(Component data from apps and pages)
====================

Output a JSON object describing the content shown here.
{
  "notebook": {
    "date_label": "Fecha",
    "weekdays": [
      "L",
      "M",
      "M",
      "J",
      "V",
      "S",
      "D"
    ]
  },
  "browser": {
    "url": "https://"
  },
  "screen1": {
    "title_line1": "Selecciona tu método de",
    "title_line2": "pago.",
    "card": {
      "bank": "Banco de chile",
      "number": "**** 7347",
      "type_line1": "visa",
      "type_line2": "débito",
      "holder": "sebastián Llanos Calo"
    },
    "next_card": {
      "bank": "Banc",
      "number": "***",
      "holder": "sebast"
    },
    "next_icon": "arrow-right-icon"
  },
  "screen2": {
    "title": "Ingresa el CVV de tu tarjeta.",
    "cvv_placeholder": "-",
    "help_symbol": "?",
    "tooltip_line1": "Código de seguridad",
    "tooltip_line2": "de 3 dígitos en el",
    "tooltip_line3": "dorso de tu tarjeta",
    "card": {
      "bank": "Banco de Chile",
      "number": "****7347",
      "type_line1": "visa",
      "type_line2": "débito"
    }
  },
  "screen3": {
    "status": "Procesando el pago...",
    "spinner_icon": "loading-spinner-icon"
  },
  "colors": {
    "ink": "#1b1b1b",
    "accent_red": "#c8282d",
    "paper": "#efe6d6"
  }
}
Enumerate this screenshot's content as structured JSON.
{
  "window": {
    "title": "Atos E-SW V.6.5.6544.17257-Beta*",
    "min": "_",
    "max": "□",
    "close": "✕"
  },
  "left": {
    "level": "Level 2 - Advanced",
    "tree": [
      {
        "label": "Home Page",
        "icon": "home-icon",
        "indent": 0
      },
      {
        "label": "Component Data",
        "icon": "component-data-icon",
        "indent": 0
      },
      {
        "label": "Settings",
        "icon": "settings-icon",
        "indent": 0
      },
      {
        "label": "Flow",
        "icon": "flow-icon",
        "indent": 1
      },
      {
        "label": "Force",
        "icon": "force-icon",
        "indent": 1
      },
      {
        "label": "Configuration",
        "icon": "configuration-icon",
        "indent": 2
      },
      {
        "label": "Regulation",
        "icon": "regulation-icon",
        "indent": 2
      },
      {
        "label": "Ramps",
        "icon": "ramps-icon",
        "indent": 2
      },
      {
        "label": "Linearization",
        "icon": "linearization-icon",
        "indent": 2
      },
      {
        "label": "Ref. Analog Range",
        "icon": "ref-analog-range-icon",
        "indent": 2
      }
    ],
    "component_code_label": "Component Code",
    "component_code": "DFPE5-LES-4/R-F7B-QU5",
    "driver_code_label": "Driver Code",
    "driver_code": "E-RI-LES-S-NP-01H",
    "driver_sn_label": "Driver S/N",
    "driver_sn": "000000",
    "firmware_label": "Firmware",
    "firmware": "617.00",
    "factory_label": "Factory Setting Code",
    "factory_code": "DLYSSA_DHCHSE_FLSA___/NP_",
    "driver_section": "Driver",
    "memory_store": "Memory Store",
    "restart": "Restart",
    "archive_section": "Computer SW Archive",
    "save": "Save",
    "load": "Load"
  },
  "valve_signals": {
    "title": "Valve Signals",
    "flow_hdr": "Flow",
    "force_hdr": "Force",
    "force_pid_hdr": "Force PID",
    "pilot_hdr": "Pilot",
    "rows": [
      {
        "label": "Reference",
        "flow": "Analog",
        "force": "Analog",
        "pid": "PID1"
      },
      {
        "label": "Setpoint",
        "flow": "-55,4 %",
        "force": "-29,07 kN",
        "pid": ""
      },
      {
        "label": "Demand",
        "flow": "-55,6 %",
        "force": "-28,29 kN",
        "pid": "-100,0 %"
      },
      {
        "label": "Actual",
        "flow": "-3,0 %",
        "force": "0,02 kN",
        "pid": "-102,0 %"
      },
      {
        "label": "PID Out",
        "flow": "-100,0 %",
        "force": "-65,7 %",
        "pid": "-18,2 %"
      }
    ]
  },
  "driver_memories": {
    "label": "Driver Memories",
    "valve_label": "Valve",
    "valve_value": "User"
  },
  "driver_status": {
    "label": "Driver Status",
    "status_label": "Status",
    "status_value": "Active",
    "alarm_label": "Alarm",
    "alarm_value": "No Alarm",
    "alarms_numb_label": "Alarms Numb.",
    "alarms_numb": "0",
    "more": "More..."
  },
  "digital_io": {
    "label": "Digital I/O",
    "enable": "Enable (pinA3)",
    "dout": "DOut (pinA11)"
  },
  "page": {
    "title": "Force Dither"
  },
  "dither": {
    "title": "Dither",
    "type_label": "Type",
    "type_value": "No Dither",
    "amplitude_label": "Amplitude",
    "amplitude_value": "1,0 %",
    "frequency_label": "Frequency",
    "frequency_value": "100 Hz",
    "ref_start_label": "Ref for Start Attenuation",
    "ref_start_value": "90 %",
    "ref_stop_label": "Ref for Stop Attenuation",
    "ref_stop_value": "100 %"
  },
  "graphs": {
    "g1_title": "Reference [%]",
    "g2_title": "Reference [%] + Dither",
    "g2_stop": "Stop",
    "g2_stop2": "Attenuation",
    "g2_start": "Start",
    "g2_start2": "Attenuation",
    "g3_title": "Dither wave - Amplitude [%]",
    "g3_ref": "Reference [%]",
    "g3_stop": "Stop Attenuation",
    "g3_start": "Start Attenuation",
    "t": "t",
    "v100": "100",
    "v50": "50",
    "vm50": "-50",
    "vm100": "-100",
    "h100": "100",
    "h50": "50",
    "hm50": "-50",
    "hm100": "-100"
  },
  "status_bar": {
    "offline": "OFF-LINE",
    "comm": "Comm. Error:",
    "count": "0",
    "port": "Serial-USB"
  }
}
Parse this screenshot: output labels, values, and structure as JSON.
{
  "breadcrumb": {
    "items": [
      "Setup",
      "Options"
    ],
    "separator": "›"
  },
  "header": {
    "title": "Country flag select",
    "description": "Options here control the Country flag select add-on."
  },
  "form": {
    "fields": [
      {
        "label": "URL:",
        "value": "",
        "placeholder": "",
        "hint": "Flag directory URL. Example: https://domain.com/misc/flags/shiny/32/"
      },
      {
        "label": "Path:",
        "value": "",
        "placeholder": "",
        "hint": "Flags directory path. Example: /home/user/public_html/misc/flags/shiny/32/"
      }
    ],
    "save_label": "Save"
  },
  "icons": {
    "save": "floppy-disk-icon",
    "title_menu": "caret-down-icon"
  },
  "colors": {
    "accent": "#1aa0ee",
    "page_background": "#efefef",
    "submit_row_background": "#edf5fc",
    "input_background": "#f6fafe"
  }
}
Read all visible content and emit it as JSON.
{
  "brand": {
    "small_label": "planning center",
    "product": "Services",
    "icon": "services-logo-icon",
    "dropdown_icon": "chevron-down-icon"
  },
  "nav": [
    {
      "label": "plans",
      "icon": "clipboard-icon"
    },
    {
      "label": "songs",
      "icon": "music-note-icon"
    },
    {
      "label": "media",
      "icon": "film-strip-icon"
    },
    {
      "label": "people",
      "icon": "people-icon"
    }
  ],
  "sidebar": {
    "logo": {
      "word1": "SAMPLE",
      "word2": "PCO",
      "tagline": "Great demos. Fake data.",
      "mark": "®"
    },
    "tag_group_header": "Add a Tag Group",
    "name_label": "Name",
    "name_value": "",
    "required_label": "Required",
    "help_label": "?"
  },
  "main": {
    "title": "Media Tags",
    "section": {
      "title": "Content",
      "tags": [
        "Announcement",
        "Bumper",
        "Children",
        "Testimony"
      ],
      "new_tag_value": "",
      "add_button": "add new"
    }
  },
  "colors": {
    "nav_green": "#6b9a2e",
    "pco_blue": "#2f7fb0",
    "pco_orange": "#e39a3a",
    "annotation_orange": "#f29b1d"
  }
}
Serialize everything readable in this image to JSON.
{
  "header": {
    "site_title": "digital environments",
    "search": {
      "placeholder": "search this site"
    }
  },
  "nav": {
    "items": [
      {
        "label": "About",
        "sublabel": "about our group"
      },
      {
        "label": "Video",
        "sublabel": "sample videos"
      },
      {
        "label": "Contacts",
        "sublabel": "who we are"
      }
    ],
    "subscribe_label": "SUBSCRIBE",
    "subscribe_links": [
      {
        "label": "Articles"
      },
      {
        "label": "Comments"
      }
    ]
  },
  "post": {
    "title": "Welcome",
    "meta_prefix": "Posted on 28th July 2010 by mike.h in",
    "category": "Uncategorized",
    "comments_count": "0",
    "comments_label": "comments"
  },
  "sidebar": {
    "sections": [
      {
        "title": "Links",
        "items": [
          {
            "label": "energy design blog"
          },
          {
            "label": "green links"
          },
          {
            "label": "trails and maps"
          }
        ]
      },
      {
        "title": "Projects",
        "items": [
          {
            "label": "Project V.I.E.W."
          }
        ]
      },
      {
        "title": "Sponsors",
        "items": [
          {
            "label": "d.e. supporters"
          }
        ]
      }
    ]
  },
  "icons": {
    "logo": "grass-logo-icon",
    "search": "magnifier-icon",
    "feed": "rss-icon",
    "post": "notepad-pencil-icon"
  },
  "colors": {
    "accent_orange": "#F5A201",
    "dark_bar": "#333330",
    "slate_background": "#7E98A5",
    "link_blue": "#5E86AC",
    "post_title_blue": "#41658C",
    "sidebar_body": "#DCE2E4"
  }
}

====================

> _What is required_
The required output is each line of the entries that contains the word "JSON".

> _Answer space_
Output a JSON object describing the content shown here.
Enumerate this screenshot's content as structured JSON.
Parse this screenshot: output labels, values, and structure as JSON.
Read all visible content and emit it as JSON.
Serialize everything readable in this image to JSON.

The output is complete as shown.